Work to be completed: Nothing but an exact copy of the records below counts as the answer.

Material for the task: Begin

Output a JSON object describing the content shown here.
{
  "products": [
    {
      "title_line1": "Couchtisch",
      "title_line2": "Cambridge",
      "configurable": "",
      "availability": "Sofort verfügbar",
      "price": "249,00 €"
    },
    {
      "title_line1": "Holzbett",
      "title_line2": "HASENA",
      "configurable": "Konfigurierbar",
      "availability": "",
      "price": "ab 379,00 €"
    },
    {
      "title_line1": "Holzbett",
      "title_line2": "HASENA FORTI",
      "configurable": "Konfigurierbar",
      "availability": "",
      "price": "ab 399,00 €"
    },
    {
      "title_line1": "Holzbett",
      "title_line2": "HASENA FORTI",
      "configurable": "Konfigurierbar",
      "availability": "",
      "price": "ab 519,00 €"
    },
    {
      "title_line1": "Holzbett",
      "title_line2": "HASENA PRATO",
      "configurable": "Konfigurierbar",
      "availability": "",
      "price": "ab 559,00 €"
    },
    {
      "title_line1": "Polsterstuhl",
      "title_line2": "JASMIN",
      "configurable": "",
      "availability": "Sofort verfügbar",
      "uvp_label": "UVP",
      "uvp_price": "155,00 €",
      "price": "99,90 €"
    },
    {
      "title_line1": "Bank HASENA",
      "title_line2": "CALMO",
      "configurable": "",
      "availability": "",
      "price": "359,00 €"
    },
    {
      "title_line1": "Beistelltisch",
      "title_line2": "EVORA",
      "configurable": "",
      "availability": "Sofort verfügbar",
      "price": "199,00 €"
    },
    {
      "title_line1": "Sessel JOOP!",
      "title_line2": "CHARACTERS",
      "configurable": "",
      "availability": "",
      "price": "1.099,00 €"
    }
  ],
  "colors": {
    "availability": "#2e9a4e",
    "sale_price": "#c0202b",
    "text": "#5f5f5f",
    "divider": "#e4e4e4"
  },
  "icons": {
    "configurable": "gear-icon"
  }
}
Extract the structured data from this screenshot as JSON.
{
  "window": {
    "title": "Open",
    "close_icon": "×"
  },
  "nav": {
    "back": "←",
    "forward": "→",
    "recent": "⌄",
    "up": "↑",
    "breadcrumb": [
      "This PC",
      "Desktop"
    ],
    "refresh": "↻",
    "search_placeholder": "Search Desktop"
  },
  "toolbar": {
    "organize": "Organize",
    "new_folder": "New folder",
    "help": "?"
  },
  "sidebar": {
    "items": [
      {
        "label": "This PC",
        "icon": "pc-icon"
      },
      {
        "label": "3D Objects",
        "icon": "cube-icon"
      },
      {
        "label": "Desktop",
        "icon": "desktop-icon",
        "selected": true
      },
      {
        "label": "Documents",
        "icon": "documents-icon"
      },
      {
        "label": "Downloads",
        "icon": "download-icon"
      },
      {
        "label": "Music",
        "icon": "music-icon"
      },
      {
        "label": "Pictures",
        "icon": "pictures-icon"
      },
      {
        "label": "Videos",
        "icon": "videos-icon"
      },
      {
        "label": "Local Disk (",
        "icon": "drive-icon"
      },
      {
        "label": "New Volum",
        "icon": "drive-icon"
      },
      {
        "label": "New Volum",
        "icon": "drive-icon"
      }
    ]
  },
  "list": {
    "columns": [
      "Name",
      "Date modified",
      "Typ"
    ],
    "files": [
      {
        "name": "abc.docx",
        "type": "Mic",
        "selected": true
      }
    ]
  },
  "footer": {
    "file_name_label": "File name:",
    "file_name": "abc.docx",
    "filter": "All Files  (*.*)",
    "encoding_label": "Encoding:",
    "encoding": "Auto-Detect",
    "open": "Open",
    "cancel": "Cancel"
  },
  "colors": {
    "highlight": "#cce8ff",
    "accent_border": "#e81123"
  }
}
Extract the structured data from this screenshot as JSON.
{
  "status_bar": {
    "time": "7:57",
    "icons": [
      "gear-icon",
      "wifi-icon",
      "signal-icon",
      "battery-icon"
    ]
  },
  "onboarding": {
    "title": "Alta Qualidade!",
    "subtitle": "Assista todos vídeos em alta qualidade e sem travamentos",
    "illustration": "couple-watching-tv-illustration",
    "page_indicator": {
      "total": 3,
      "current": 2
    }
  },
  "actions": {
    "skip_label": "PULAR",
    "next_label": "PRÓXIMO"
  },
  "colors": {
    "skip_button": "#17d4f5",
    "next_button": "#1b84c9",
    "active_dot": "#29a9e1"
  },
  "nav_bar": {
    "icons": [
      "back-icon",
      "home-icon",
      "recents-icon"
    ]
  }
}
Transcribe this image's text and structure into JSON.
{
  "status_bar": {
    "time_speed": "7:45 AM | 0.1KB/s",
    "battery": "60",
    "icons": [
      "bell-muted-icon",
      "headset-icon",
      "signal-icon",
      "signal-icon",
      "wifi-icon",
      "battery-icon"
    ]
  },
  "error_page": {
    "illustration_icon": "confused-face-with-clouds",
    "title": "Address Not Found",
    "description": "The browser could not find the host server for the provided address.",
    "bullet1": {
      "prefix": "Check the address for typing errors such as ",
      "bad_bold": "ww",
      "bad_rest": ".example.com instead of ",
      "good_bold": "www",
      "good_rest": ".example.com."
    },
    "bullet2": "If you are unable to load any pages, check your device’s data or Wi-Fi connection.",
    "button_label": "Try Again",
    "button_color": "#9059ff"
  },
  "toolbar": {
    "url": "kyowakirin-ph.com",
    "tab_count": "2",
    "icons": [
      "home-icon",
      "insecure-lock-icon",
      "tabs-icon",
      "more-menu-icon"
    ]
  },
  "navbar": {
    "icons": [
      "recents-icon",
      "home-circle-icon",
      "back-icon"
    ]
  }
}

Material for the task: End

Response to this task:
Output a JSON object describing the content shown here.
{
  "products": [
    {
      "title_line1": "Couchtisch",
      "title_line2": "Cambridge",
      "configurable": "",
      "availability": "Sofort verfügbar",
      "price": "249,00 €"
    },
    {
      "title_line1": "Holzbett",
      "title_line2": "HASENA",
      "configurable": "Konfigurierbar",
      "availability": "",
      "price": "ab 379,00 €"
    },
    {
      "title_line1": "Holzbett",
      "title_line2": "HASENA FORTI",
      "configurable": "Konfigurierbar",
      "availability": "",
      "price": "ab 399,00 €"
    },
    {
      "title_line1": "Holzbett",
      "title_line2": "HASENA FORTI",
      "configurable": "Konfigurierbar",
      "availability": "",
      "price": "ab 519,00 €"
    },
    {
      "title_line1": "Holzbett",
      "title_line2": "HASENA PRATO",
      "configurable": "Konfigurierbar",
      "availability": "",
      "price": "ab 559,00 €"
    },
    {
      "title_line1": "Polsterstuhl",
      "title_line2": "JASMIN",
      "configurable": "",
      "availability": "Sofort verfügbar",
      "uvp_label": "UVP",
      "uvp_price": "155,00 €",
      "price": "99,90 €"
    },
    {
      "title_line1": "Bank HASENA",
      "title_line2": "CALMO",
      "configurable": "",
      "availability": "",
      "price": "359,00 €"
    },
    {
      "title_line1": "Beistelltisch",
      "title_line2": "EVORA",
      "configurable": "",
      "availability": "Sofort verfügbar",
      "price": "199,00 €"
    },
    {
      "title_line1": "Sessel JOOP!",
      "title_line2": "CHARACTERS",
      "configurable": "",
      "availability": "",
      "price": "1.099,00 €"
    }
  ],
  "colors": {
    "availability": "#2e9a4e",
    "sale_price": "#c0202b",
    "text": "#5f5f5f",
    "divider": "#e4e4e4"
  },
  "icons": {
    "configurable": "gear-icon"
  }
}
Extract the structured data from this screenshot as JSON.
{
  "window": {
    "title": "Open",
    "close_icon": "×"
  },
  "nav": {
    "back": "←",
    "forward": "→",
    "recent": "⌄",
    "up": "↑",
    "breadcrumb": [
      "This PC",
      "Desktop"
    ],
    "refresh": "↻",
    "search_placeholder": "Search Desktop"
  },
  "toolbar": {
    "organize": "Organize",
    "new_folder": "New folder",
    "help": "?"
  },
  "sidebar": {
    "items": [
      {
        "label": "This PC",
        "icon": "pc-icon"
      },
      {
        "label": "3D Objects",
        "icon": "cube-icon"
      },
      {
        "label": "Desktop",
        "icon": "desktop-icon",
        "selected": true
      },
      {
        "label": "Documents",
        "icon": "documents-icon"
      },
      {
        "label": "Downloads",
        "icon": "download-icon"
      },
      {
        "label": "Music",
        "icon": "music-icon"
      },
      {
        "label": "Pictures",
        "icon": "pictures-icon"
      },
      {
        "label": "Videos",
        "icon": "videos-icon"
      },
      {
        "label": "Local Disk (",
        "icon": "drive-icon"
      },
      {
        "label": "New Volum",
        "icon": "drive-icon"
      },
      {
        "label": "New Volum",
        "icon": "drive-icon"
      }
    ]
  },
  "list": {
    "columns": [
      "Name",
      "Date modified",
      "Typ"
    ],
    "files": [
      {
        "name": "abc.docx",
        "type": "Mic",
        "selected": true
      }
    ]
  },
  "footer": {
    "file_name_label": "File name:",
    "file_name": "abc.docx",
    "filter": "All Files  (*.*)",
    "encoding_label": "Encoding:",
    "encoding": "Auto-Detect",
    "open": "Open",
    "cancel": "Cancel"
  },
  "colors": {
    "highlight": "#cce8ff",
    "accent_border": "#e81123"
  }
}
Extract the structured data from this screenshot as JSON.
{
  "status_bar": {
    "time": "7:57",
    "icons": [
      "gear-icon",
      "wifi-icon",
      "signal-icon",
      "battery-icon"
    ]
  },
  "onboarding": {
    "title": "Alta Qualidade!",
    "subtitle": "Assista todos vídeos em alta qualidade e sem travamentos",
    "illustration": "couple-watching-tv-illustration",
    "page_indicator": {
      "total": 3,
      "current": 2
    }
  },
  "actions": {
    "skip_label": "PULAR",
    "next_label": "PRÓXIMO"
  },
  "colors": {
    "skip_button": "#17d4f5",
    "next_button": "#1b84c9",
    "active_dot": "#29a9e1"
  },
  "nav_bar": {
    "icons": [
      "back-icon",
      "home-icon",
      "recents-icon"
    ]
  }
}
Transcribe this image's text and structure into JSON.
{
  "status_bar": {
    "time_speed": "7:45 AM | 0.1KB/s",
    "battery": "60",
    "icons": [
      "bell-muted-icon",
      "headset-icon",
      "signal-icon",
      "signal-icon",
      "wifi-icon",
      "battery-icon"
    ]
  },
  "error_page": {
    "illustration_icon": "confused-face-with-clouds",
    "title": "Address Not Found",
    "description": "The browser could not find the host server for the provided address.",
    "bullet1": {
      "prefix": "Check the address for typing errors such as ",
      "bad_bold": "ww",
      "bad_rest": ".example.com instead of ",
      "good_bold": "www",
      "good_rest": ".example.com."
    },
    "bullet2": "If you are unable to load any pages, check your device’s data or Wi-Fi connection.",
    "button_label": "Try Again",
    "button_color": "#9059ff"
  },
  "toolbar": {
    "url": "kyowakirin-ph.com",
    "tab_count": "2",
    "icons": [
      "home-icon",
      "insecure-lock-icon",
      "tabs-icon",
      "more-menu-icon"
    ]
  },
  "navbar": {
    "icons": [
      "recents-icon",
      "home-circle-icon",
      "back-icon"
    ]
  }
}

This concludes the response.